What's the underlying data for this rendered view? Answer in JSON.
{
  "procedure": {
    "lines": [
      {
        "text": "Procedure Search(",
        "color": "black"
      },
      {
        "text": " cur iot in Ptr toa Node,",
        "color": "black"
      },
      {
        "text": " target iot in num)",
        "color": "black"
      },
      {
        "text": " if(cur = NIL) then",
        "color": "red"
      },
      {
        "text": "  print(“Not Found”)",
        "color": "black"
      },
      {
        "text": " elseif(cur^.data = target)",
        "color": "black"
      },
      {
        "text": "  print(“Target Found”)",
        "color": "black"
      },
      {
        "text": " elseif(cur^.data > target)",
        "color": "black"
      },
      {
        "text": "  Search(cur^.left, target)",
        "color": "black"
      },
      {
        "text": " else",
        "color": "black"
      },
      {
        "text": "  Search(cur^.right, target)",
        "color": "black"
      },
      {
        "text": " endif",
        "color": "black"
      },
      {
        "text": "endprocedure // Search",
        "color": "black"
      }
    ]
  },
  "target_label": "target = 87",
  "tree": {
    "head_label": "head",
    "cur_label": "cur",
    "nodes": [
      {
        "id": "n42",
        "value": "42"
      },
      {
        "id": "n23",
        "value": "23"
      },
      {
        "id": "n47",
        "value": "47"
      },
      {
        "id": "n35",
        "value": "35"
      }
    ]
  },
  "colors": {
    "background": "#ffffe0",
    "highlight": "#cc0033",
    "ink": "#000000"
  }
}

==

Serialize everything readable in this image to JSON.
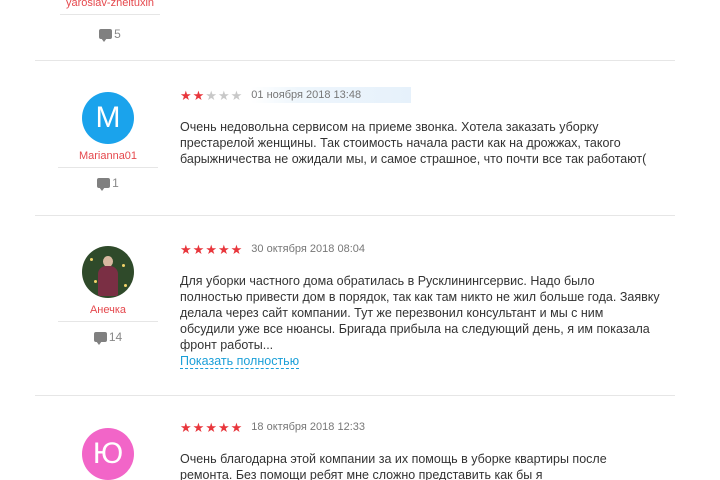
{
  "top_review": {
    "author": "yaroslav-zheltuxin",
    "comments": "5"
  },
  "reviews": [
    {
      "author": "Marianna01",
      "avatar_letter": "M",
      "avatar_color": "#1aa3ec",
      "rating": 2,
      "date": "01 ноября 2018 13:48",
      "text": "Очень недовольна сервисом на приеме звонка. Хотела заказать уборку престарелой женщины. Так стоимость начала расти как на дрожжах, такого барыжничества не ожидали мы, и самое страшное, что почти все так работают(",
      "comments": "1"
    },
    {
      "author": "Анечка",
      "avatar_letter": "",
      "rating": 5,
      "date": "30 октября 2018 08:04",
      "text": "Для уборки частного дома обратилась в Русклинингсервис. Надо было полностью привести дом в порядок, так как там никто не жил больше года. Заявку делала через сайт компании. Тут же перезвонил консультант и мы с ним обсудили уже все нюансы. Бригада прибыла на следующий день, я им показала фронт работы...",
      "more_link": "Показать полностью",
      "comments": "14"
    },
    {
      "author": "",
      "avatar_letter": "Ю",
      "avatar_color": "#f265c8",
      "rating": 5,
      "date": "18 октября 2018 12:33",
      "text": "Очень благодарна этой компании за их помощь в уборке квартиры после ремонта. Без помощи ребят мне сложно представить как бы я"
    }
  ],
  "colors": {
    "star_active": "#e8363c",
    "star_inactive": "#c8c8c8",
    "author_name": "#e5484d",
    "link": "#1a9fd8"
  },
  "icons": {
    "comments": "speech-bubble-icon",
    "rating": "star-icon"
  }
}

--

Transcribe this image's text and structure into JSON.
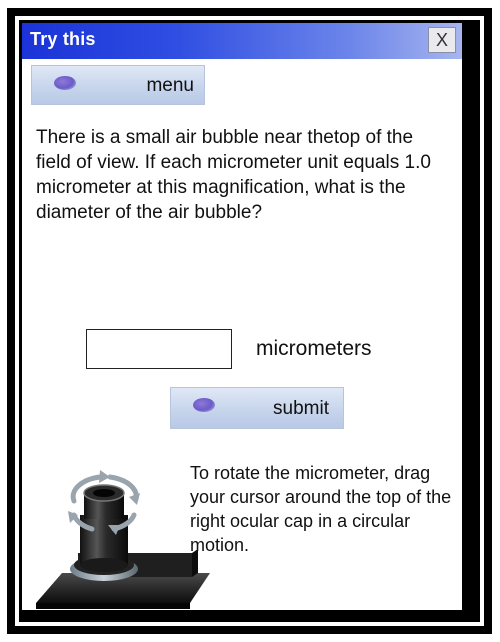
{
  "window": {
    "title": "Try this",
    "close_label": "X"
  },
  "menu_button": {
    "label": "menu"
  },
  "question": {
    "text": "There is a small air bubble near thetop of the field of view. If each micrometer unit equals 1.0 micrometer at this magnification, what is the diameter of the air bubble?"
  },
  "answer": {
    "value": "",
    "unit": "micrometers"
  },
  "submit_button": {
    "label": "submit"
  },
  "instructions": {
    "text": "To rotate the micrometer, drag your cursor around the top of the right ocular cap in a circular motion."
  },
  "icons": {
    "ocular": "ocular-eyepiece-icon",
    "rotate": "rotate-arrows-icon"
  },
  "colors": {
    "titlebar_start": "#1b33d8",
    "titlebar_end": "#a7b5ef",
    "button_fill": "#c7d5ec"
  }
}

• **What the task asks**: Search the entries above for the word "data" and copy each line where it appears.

• **Response**:
What's the underlying data for this rendered view? Answer in JSON.
        "text": " elseif(cur^.data = target)",
        "text": " elseif(cur^.data > target)",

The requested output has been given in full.